Official opening segment

9 Apr 2019 09:00h - 13:00h

Event report


The World Summit on the Information Society (WSIS) Forum has continued to be a multistakeholder model of ICT governance for the last 10 years. The 10th annual forum officially started in Geneva on 9 April and was opened by the International Telecommunication Union (ITU) Secretary General Mr Haulin Zhao.

Mr Mustafa Jabbar (Minister of Posts, Telecommunications and Information Technology of Bangladesh) presented his views and the increasing digital plans of Bangladesh in his keynote speech as the new Chairman Elect of WSIS Forum 2019.

‘Technology can be a key that unlocks long term prospects or it could be a curse that deepens inequalities depending on the policy response that is chosen, said Ms Gulden Turkoz-Cosslett (Deputy Assistant Administrator of UN Development Programme [UNDP]) reinforcing the role of ICT in our lives today.

WSIS Forum 2019 has over 3000 participants and about 150 sessions. Ms Arancha Glezlaya (Executive Director, International Trade Centre) said that WSIS is an inspiring process, especially with the mix of digital revolution with economic empowerment of women— it is a powerful cocktail.

ICTs are a game changer for global change. Mr Jojo Ferris (Head of the Olympic Refuge Foundation, International Olympic Committee [IOC]) underlined the key contribution of the IOC to advance social development through sport for vulnerable and displaced communities.

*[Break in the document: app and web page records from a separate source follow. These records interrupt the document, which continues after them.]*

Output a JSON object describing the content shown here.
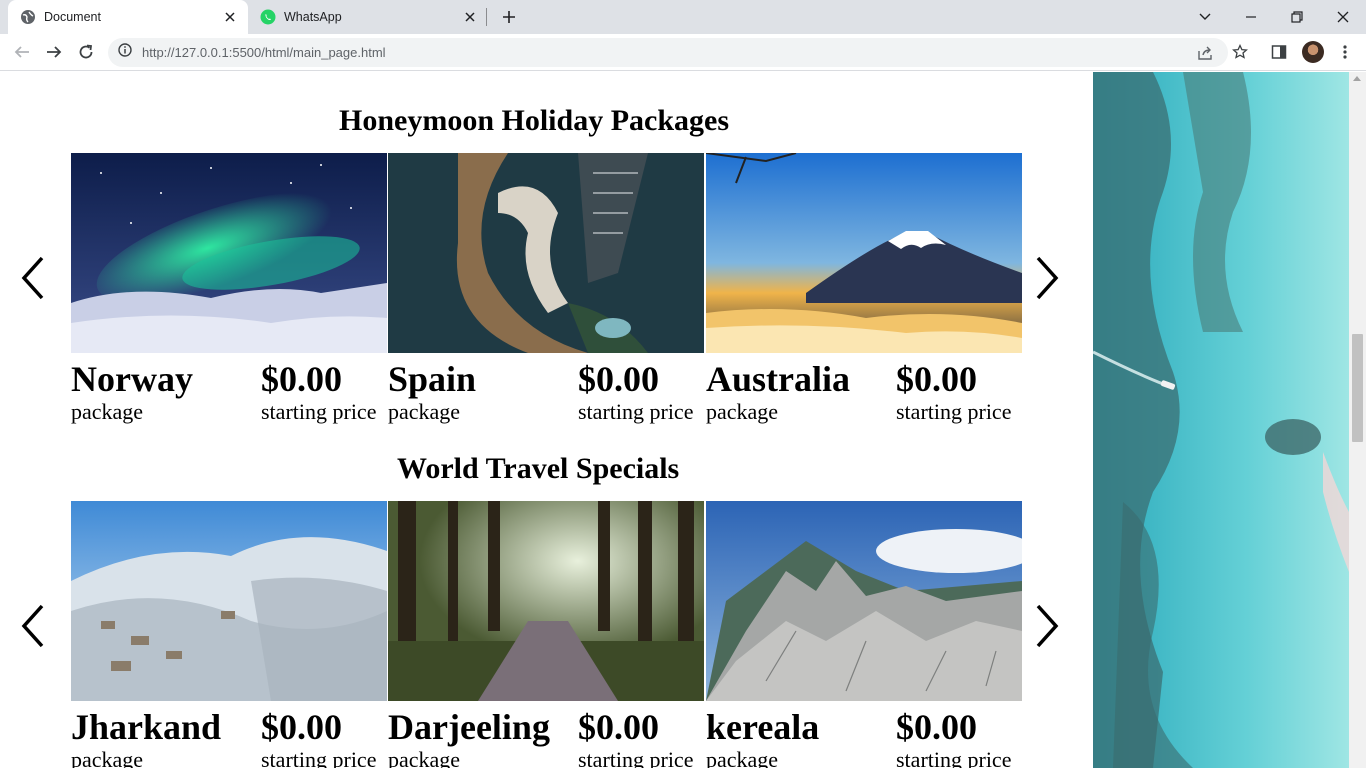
{
  "browser": {
    "tabs": [
      {
        "title": "Document",
        "icon": "globe-icon",
        "active": true
      },
      {
        "title": "WhatsApp",
        "icon": "whatsapp-icon",
        "active": false
      }
    ],
    "url": "http://127.0.0.1:5500/html/main_page.html"
  },
  "sections": [
    {
      "title": "Honeymoon Holiday Packages",
      "cards": [
        {
          "name": "Norway",
          "price": "$0.00",
          "package_label": "package",
          "price_label": "starting price",
          "image": "aurora-landscape"
        },
        {
          "name": "Spain",
          "price": "$0.00",
          "package_label": "package",
          "price_label": "starting price",
          "image": "harbor-aerial"
        },
        {
          "name": "Australia",
          "price": "$0.00",
          "package_label": "package",
          "price_label": "starting price",
          "image": "mountain-sunset"
        }
      ]
    },
    {
      "title": "World Travel Specials",
      "cards": [
        {
          "name": "Jharkand",
          "price": "$0.00",
          "package_label": "package",
          "price_label": "starting price",
          "image": "snowy-hill-town"
        },
        {
          "name": "Darjeeling",
          "price": "$0.00",
          "package_label": "package",
          "price_label": "starting price",
          "image": "forest-path"
        },
        {
          "name": "kereala",
          "price": "$0.00",
          "package_label": "package",
          "price_label": "starting price",
          "image": "rocky-mountains"
        }
      ]
    }
  ],
  "colors": {
    "tabbar_bg": "#dee1e6",
    "omnibox_bg": "#f1f3f4",
    "whatsapp_green": "#25d366",
    "sea": "#4cc3cf"
  }
}
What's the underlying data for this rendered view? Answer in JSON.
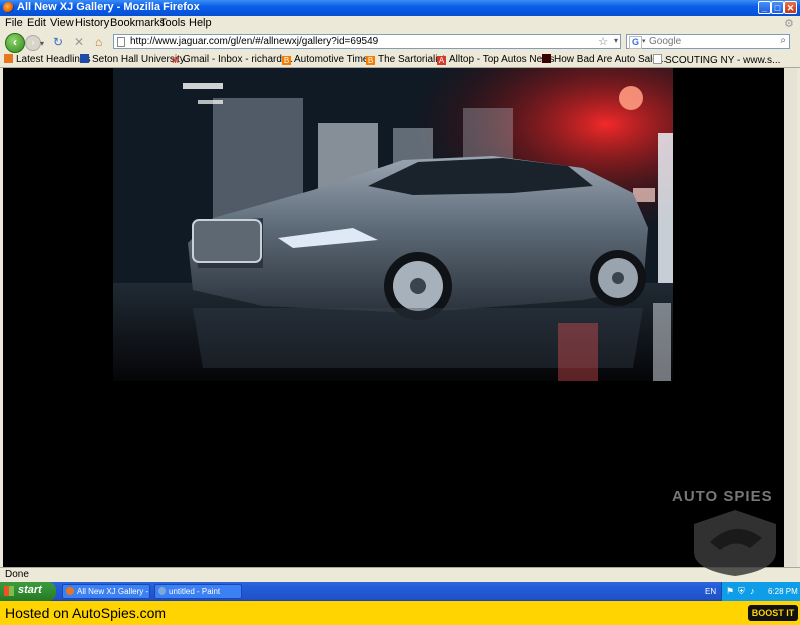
{
  "window": {
    "title": "All New XJ Gallery - Mozilla Firefox"
  },
  "menu": [
    "File",
    "Edit",
    "View",
    "History",
    "Bookmarks",
    "Tools",
    "Help"
  ],
  "nav": {
    "url": "http://www.jaguar.com/gl/en/#/allnewxj/gallery?id=69549",
    "search_placeholder": "Google"
  },
  "bookmarks": [
    {
      "label": "Latest Headlines",
      "icon": "rss-icon",
      "color": "#e8761e"
    },
    {
      "label": "Seton Hall University",
      "icon": "university-icon",
      "color": "#1f4aa8"
    },
    {
      "label": "Gmail - Inbox - richard....",
      "icon": "gmail-icon",
      "color": "#d33a2c"
    },
    {
      "label": "Automotive Times",
      "icon": "blogger-icon",
      "color": "#f57d00"
    },
    {
      "label": "The Sartorialist",
      "icon": "blogger-icon",
      "color": "#f57d00"
    },
    {
      "label": "Alltop - Top Autos News",
      "icon": "alltop-icon",
      "color": "#d33a2c"
    },
    {
      "label": "How Bad Are Auto Sale...",
      "icon": "page-dark-icon",
      "color": "#3a0000"
    },
    {
      "label": "SCOUTING NY - www.s...",
      "icon": "page-icon",
      "color": "#dddddd"
    }
  ],
  "status": "Done",
  "taskbar": {
    "start": "start",
    "tasks": [
      "All New XJ Gallery - M...",
      "untitled - Paint"
    ],
    "tray": {
      "lang": "EN",
      "time": "6:28 PM"
    }
  },
  "watermark": "AUTO SPIES",
  "footer": {
    "hosted": "Hosted on AutoSpies.com",
    "boost": "BOOST IT"
  }
}
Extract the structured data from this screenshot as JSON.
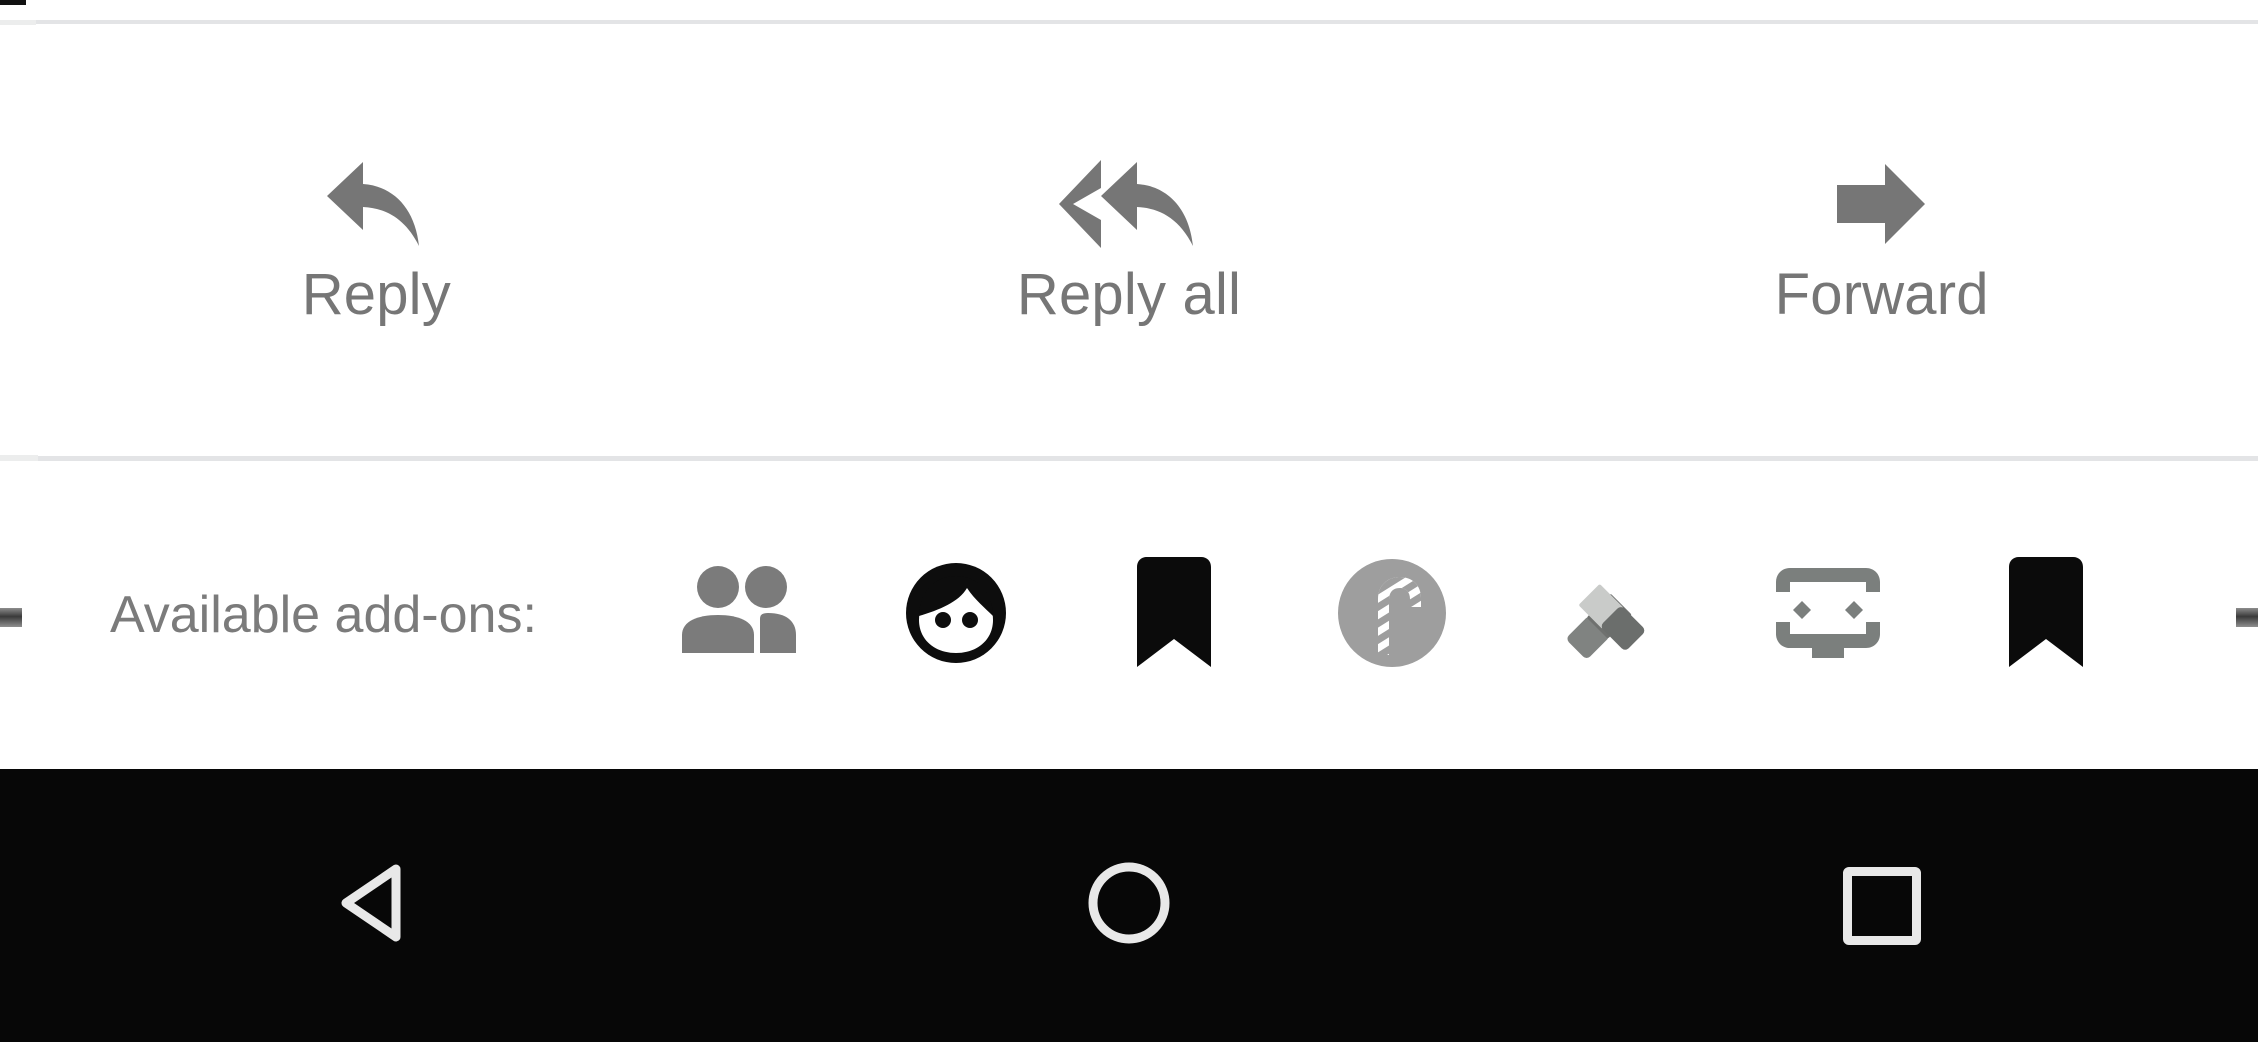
{
  "screen": {
    "background": "#ffffff",
    "divider_color": "#e3e4e6",
    "label_color": "#767676"
  },
  "action_bar": {
    "items": [
      {
        "label": "Reply",
        "icon": "reply-arrow-icon"
      },
      {
        "label": "Reply all",
        "icon": "reply-all-arrow-icon"
      },
      {
        "label": "Forward",
        "icon": "forward-arrow-icon"
      }
    ]
  },
  "addons": {
    "label": "Available add-ons:",
    "items": [
      {
        "icon": "people-contacts-icon",
        "color": "#7b7b7b"
      },
      {
        "icon": "face-avatar-icon",
        "color": "#0d0d0d"
      },
      {
        "icon": "bookmark-icon",
        "color": "#0b0b0b"
      },
      {
        "icon": "candy-cane-circle-icon",
        "color": "#9e9e9e"
      },
      {
        "icon": "tasks-check-icon",
        "color": "#7a7d7b"
      },
      {
        "icon": "code-screen-icon",
        "color": "#7b7f7d"
      },
      {
        "icon": "bookmark-icon",
        "color": "#0b0b0b"
      }
    ]
  },
  "nav_bar": {
    "background": "#070707",
    "icon_color": "#e8e8e8",
    "buttons": [
      {
        "name": "back",
        "icon": "back-triangle-icon"
      },
      {
        "name": "home",
        "icon": "home-circle-icon"
      },
      {
        "name": "recents",
        "icon": "recents-square-icon"
      }
    ]
  }
}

Internet Society (ISOC) and the Internet Corporation for Assigned Names and Numbers (ICANN) representatives both spoke about the importance of WSIS to discuss and develop ICT policies via a multistakeholder process. Mr Sebastian Bellagamba (ISOC Regional Bureau Director for Latin America) said that while Internet accessibility has spread at a faster rate than any other trend in the world; the 49% is unconnected and lacks access. Hence to bridge this gap, Bellagamba urged that all agencies and parties in ICT development should collaborate to connect the hardest and remote parts of the world to connect. ISOC, for instance, has partnered with private sector and governments in regions in Africa and Latin America to build community driven networks to increase access for the unconnected.

Ms Doreen Bogdan-Martin (Director, Telecommunication Development Bureau, ITU) effectively pointed out the ten year journey of the WSIS process and the success achieved in building an inclusive and development oriented Internet and information society. While half of the world’s population is now connected versus when WSIS started and the number of mobile connections exceeds that of the people on our planet, there is still a lot of work to be done in regulating the Internet and connecting the other half.

WSIS and the sustainable development goals (SDGs)

For this reason, Dr Daniela Bronstrup (Co-chair of UN IGF Multistakeholder Advisory Group [MAG]) said that the 14th global IGF which will be held in Berlin this year will be integral in making sure it is more inclusive and brings in underrepresented regions like the Global South. It is one world and the Internet is indeed that force that can achieve the SDGs.

ICTs are a driving force in achieving SDGs. Mr Wang Xinzhe (Chief Economist, Ministry of Industry and IT, China) said that China prioritised its broadband and IT infrastructure to accelerate ICT use for business and public welfare. He also believes the work on delivering high-speed Internet has helped China to easily improve its economic performance and now it is prioritising rural ICT development to promote universal access.

The WSIS process, its developments, and challenges have been enlisted in the outcome document of WSIS +10 said Prof Vladimir Minkin (Chair, ITU WG on WSIS and SDGs). He reaffirmed that, ‘The process will not stop at 2020 and in fact act as a catalyst to bring in more innovative technologies. Hence the process should go on untill 2020 to achieve SDGs 2030. For this, he also called upon added co-operation from civil society, private sector, governments, and effective collaboration between all.

Digitalisation should horizontally cut across the development sector reiterated Ambassador Amandeep Gill (Executive Head, UN High Level Panel on Digital Cooperation). The Technology Bank in this regard is doing a lot of ground level work to recognise needs and diagnostic solutions for ICT deployment in least developed countries (LDCs). SDGs are cross-cutting across various sectors with technology being the most directly impactful. This benefit needs to be leveraged to explore the full potential of how SDGs can benefit from technology.


By Mili Semlani